Action item:
An exact reproduction of the records is required, with all images left out.

Dataset rows describing interfaces
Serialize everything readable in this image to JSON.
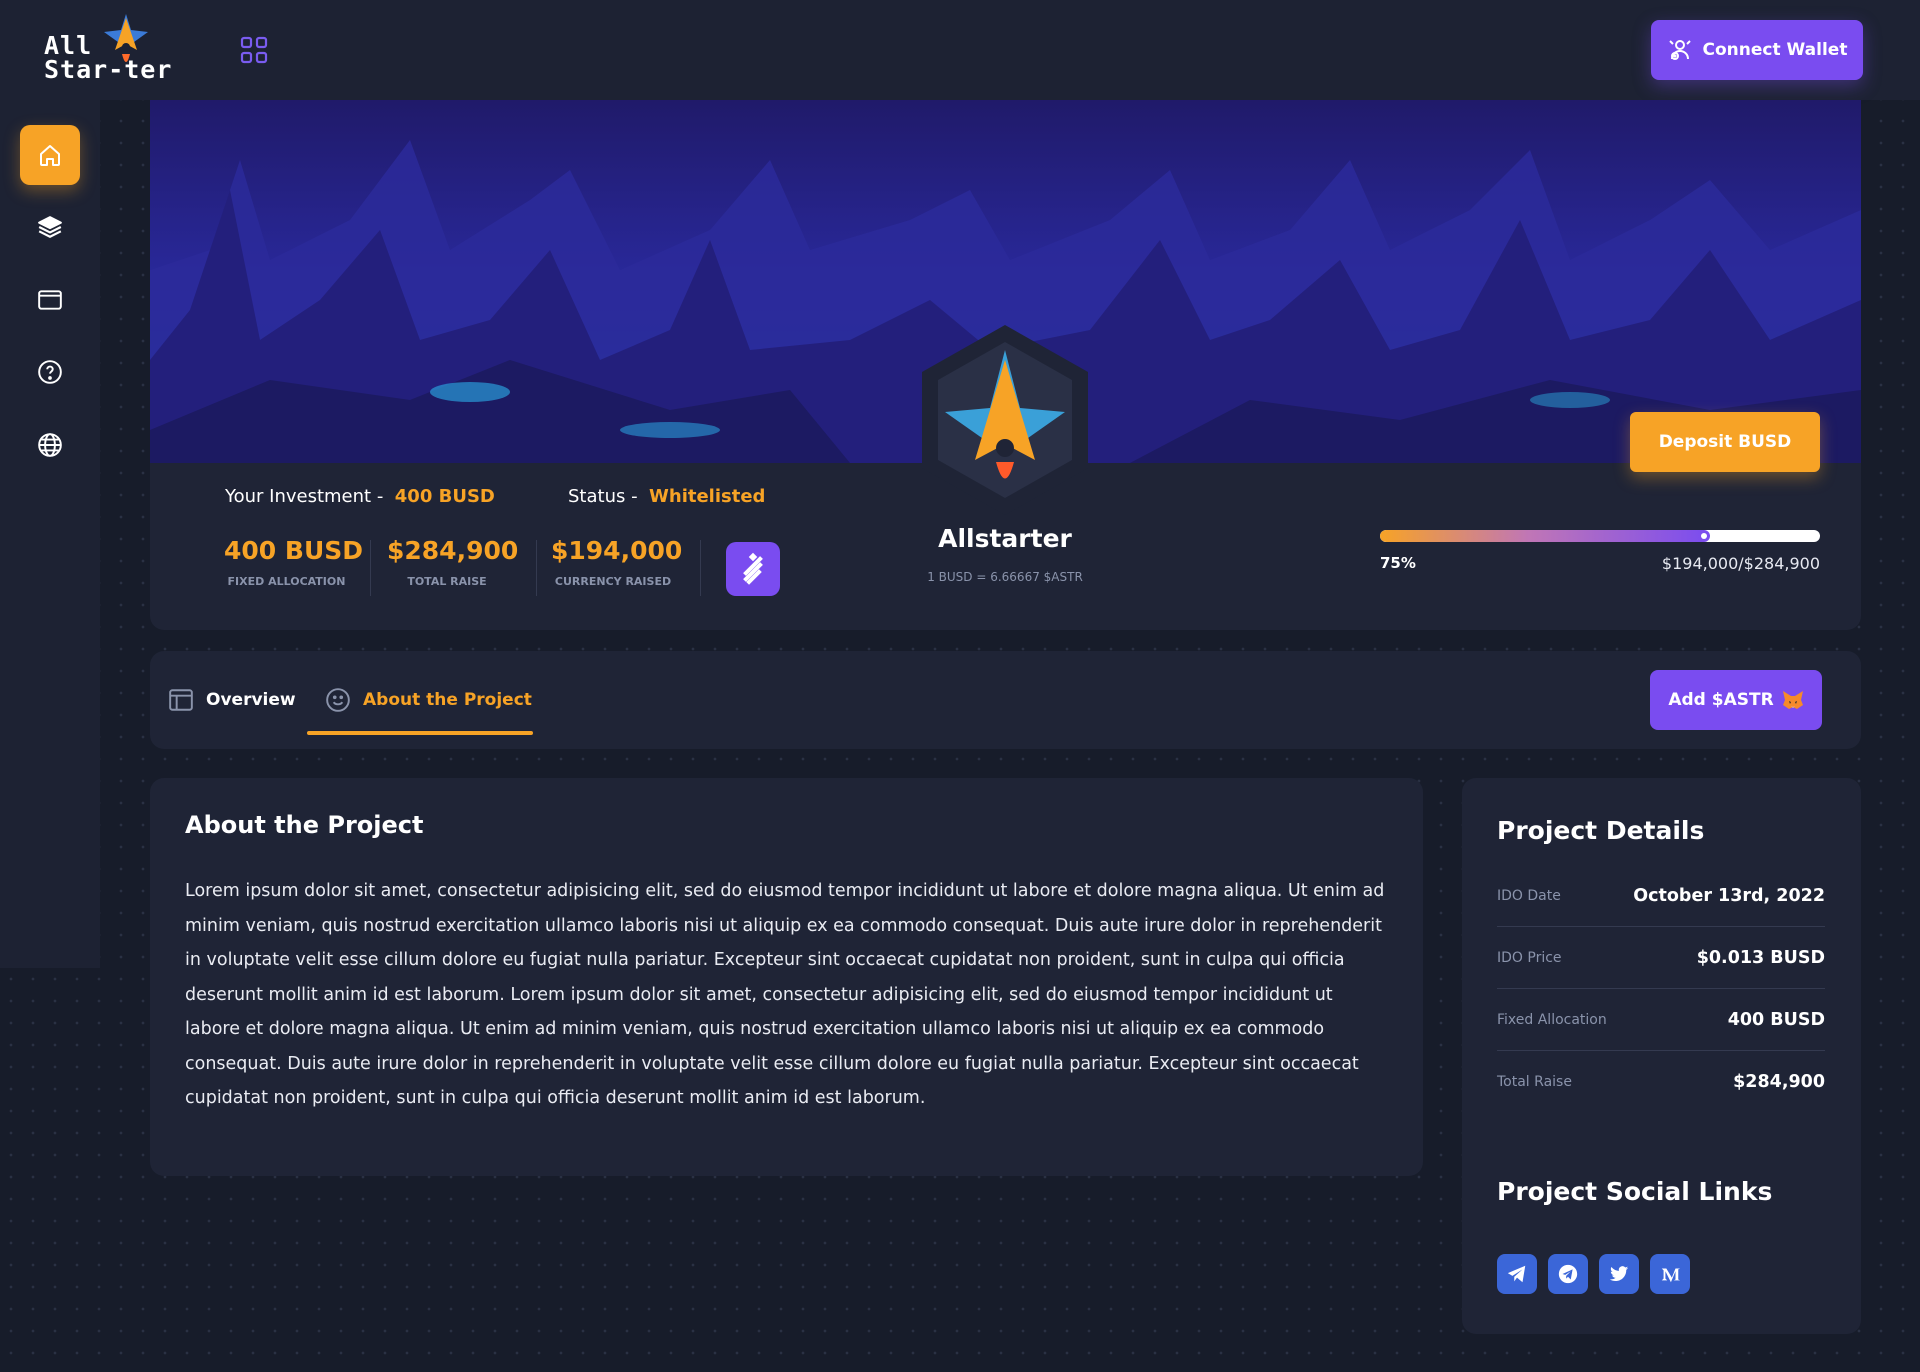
{
  "app": {
    "logo_text_line1": "All",
    "logo_text_line2": "Star-ter",
    "connect_wallet_label": "Connect Wallet"
  },
  "sidebar": {
    "items": [
      {
        "icon": "home-icon",
        "active": true
      },
      {
        "icon": "layers-icon",
        "active": false
      },
      {
        "icon": "window-icon",
        "active": false
      },
      {
        "icon": "help-icon",
        "active": false
      },
      {
        "icon": "globe-icon",
        "active": false
      }
    ]
  },
  "project": {
    "name": "Allstarter",
    "rate": "1 BUSD = 6.66667 $ASTR",
    "deposit_label": "Deposit BUSD",
    "investment_label": "Your Investment -",
    "investment_value": "400 BUSD",
    "status_label": "Status -",
    "status_value": "Whitelisted",
    "stats": [
      {
        "value": "400 BUSD",
        "label": "FIXED ALLOCATION"
      },
      {
        "value": "$284,900",
        "label": "TOTAL RAISE"
      },
      {
        "value": "$194,000",
        "label": "CURRENCY RAISED"
      }
    ],
    "progress": {
      "fraction": 0.75,
      "percent_label": "75%",
      "raised_label": "$194,000/$284,900"
    }
  },
  "tabs": {
    "items": [
      {
        "label": "Overview",
        "active": false
      },
      {
        "label": "About the Project",
        "active": true
      }
    ],
    "add_token_label": "Add $ASTR"
  },
  "about": {
    "title": "About the Project",
    "body": "Lorem ipsum dolor sit amet, consectetur adipisicing elit, sed do eiusmod tempor incididunt ut labore et dolore magna aliqua. Ut enim ad minim veniam, quis nostrud exercitation ullamco laboris nisi ut aliquip ex ea commodo consequat. Duis aute irure dolor in reprehenderit in voluptate velit esse cillum dolore eu fugiat nulla pariatur. Excepteur sint occaecat cupidatat non proident, sunt in culpa qui officia deserunt mollit anim id est laborum. Lorem ipsum dolor sit amet, consectetur adipisicing elit, sed do eiusmod tempor incididunt ut labore et dolore magna aliqua. Ut enim ad minim veniam, quis nostrud exercitation ullamco laboris nisi ut aliquip ex ea commodo consequat. Duis aute irure dolor in reprehenderit in voluptate velit esse cillum dolore eu fugiat nulla pariatur. Excepteur sint occaecat cupidatat non proident, sunt in culpa qui officia deserunt mollit anim id est laborum."
  },
  "details": {
    "title": "Project Details",
    "rows": [
      {
        "label": "IDO Date",
        "value": "October 13rd, 2022"
      },
      {
        "label": "IDO Price",
        "value": "$0.013 BUSD"
      },
      {
        "label": "Fixed Allocation",
        "value": "400 BUSD"
      },
      {
        "label": "Total Raise",
        "value": "$284,900"
      }
    ],
    "social_title": "Project Social Links",
    "social_links": [
      "telegram-plane-icon",
      "telegram-circle-icon",
      "twitter-icon",
      "medium-icon"
    ]
  },
  "colors": {
    "accent_orange": "#f7a326",
    "accent_purple": "#7a4cf0",
    "social_blue": "#3b66d8",
    "page_bg": "#171c2a",
    "card_bg": "#1f2436"
  }
}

Answer for the task:
Serialize everything readable in this image to JSON.
{
  "app": {
    "logo_text_line1": "All",
    "logo_text_line2": "Star-ter",
    "connect_wallet_label": "Connect Wallet"
  },
  "sidebar": {
    "items": [
      {
        "icon": "home-icon",
        "active": true
      },
      {
        "icon": "layers-icon",
        "active": false
      },
      {
        "icon": "window-icon",
        "active": false
      },
      {
        "icon": "help-icon",
        "active": false
      },
      {
        "icon": "globe-icon",
        "active": false
      }
    ]
  },
  "project": {
    "name": "Allstarter",
    "rate": "1 BUSD = 6.66667 $ASTR",
    "deposit_label": "Deposit BUSD",
    "investment_label": "Your Investment -",
    "investment_value": "400 BUSD",
    "status_label": "Status -",
    "status_value": "Whitelisted",
    "stats": [
      {
        "value": "400 BUSD",
        "label": "FIXED ALLOCATION"
      },
      {
        "value": "$284,900",
        "label": "TOTAL RAISE"
      },
      {
        "value": "$194,000",
        "label": "CURRENCY RAISED"
      }
    ],
    "progress": {
      "fraction": 0.75,
      "percent_label": "75%",
      "raised_label": "$194,000/$284,900"
    }
  },
  "tabs": {
    "items": [
      {
        "label": "Overview",
        "active": false
      },
      {
        "label": "About the Project",
        "active": true
      }
    ],
    "add_token_label": "Add $ASTR"
  },
  "about": {
    "title": "About the Project",
    "body": "Lorem ipsum dolor sit amet, consectetur adipisicing elit, sed do eiusmod tempor incididunt ut labore et dolore magna aliqua. Ut enim ad minim veniam, quis nostrud exercitation ullamco laboris nisi ut aliquip ex ea commodo consequat. Duis aute irure dolor in reprehenderit in voluptate velit esse cillum dolore eu fugiat nulla pariatur. Excepteur sint occaecat cupidatat non proident, sunt in culpa qui officia deserunt mollit anim id est laborum. Lorem ipsum dolor sit amet, consectetur adipisicing elit, sed do eiusmod tempor incididunt ut labore et dolore magna aliqua. Ut enim ad minim veniam, quis nostrud exercitation ullamco laboris nisi ut aliquip ex ea commodo consequat. Duis aute irure dolor in reprehenderit in voluptate velit esse cillum dolore eu fugiat nulla pariatur. Excepteur sint occaecat cupidatat non proident, sunt in culpa qui officia deserunt mollit anim id est laborum."
  },
  "details": {
    "title": "Project Details",
    "rows": [
      {
        "label": "IDO Date",
        "value": "October 13rd, 2022"
      },
      {
        "label": "IDO Price",
        "value": "$0.013 BUSD"
      },
      {
        "label": "Fixed Allocation",
        "value": "400 BUSD"
      },
      {
        "label": "Total Raise",
        "value": "$284,900"
      }
    ],
    "social_title": "Project Social Links",
    "social_links": [
      "telegram-plane-icon",
      "telegram-circle-icon",
      "twitter-icon",
      "medium-icon"
    ]
  },
  "colors": {
    "accent_orange": "#f7a326",
    "accent_purple": "#7a4cf0",
    "social_blue": "#3b66d8",
    "page_bg": "#171c2a",
    "card_bg": "#1f2436"
  }
}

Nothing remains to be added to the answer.